UCF spent the first half of the offseason dragging out its 2017 national championship celebration and the second half of the offseason hyping up returning quarterback McKenzie Milton as a Heisman Trophy dark horse, mailing out leis to national media members as a nod to Milton’s Hawaiian roots. Milton’s first game under the direction of new head coach Josh Heupel put to rest to any fears that his hopes of crashing the Heisman party in New York City this December left when Scott Frost took the Nebraska job.
In a 56–17 drubbing of UConn, Milton finished 24-of-32 through the air for 346 yards and five touchdowns, adding 50 rushing yards on seven carries to help extend the Knights’ FBS-leading winning streak to 14 games. Heupel’s offense, which helped propel Missouri’s Drew Lock to the top of many SEC passing categories last season, succeeded in getting as many UCF playmakers in space as Frost’s oft-praised scheme.
FCS scares abound
It’s not Week 1 without an FCS team or two making things interesting against an FBS opponent. Georgia State found itself in a 14–0 first-half hole against its Metro Atlanta rival Kennesaw State, which made the FCS playoffs last year, before battling back for a 24–20 win, taking its first lead of the game with 41 seconds to go on a eight-yard fade to Diondre Champaigne.
Elsewhere in Sun Belt teams facing in-state FCS-FBS openers, Louisiana-Monroe trailed Southeastern Louisiana for long stretches of game action on Thursday night before Warhawks quarterback Caleb Evans led a seven-play, 63-yard drive in the final two minutes and ran it in himself from 11 yards out with 37 seconds left. Louisiana-Monroe still needed to block a game-tying field goal as time expired to pull out a 34–31 win.
And of course, just as those two teams capped off their escaped, San Jose State fell into a two-touchdown hole against UC Davis. The Spartans tried to save face, scoring with 1:24 left in the game to cut the lead to one possession, but the Aggies held on to win, 44–38. UC Davis freshman running back Ulonzo Gilliam strafed the SJSU defense for 191 total yards and three touchdowns.

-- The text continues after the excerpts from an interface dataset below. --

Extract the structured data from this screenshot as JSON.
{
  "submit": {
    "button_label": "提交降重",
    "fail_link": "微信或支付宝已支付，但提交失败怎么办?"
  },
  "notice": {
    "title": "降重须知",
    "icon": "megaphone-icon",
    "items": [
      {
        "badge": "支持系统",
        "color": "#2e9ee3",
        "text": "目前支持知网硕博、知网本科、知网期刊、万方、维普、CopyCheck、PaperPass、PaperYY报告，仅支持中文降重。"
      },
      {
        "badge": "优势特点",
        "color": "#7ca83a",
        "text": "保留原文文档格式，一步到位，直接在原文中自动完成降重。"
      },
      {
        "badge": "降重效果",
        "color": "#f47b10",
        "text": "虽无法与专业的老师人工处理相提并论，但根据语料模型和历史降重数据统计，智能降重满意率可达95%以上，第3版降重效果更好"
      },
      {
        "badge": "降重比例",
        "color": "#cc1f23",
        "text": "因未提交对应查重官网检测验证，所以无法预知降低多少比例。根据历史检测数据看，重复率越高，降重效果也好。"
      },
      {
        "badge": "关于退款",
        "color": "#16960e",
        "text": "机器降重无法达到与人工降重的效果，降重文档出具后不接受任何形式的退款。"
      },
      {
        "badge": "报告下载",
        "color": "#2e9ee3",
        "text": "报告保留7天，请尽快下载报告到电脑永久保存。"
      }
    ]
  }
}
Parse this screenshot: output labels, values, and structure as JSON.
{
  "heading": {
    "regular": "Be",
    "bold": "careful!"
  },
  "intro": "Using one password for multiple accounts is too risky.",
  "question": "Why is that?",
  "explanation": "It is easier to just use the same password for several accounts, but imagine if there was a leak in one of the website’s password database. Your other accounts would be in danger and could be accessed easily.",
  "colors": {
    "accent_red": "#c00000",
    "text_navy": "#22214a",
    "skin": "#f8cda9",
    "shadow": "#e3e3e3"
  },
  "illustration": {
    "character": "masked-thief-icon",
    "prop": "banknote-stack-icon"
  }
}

Texas A&M’s $75 million man enjoyed a painless home opener against Northwestern State. Trayveon Williams broke free for a 73-yard touchdown run in the first quarter on his way to 240 yards on the ground, quarterback Kellen Mond found standout tight end Jace Sternberger twice for touchdowns that bookended the second quarter and the Aggies cruised from there to a 59–7 win. The degree of difficulty rises somewhat next week when Clemson comes to College Station.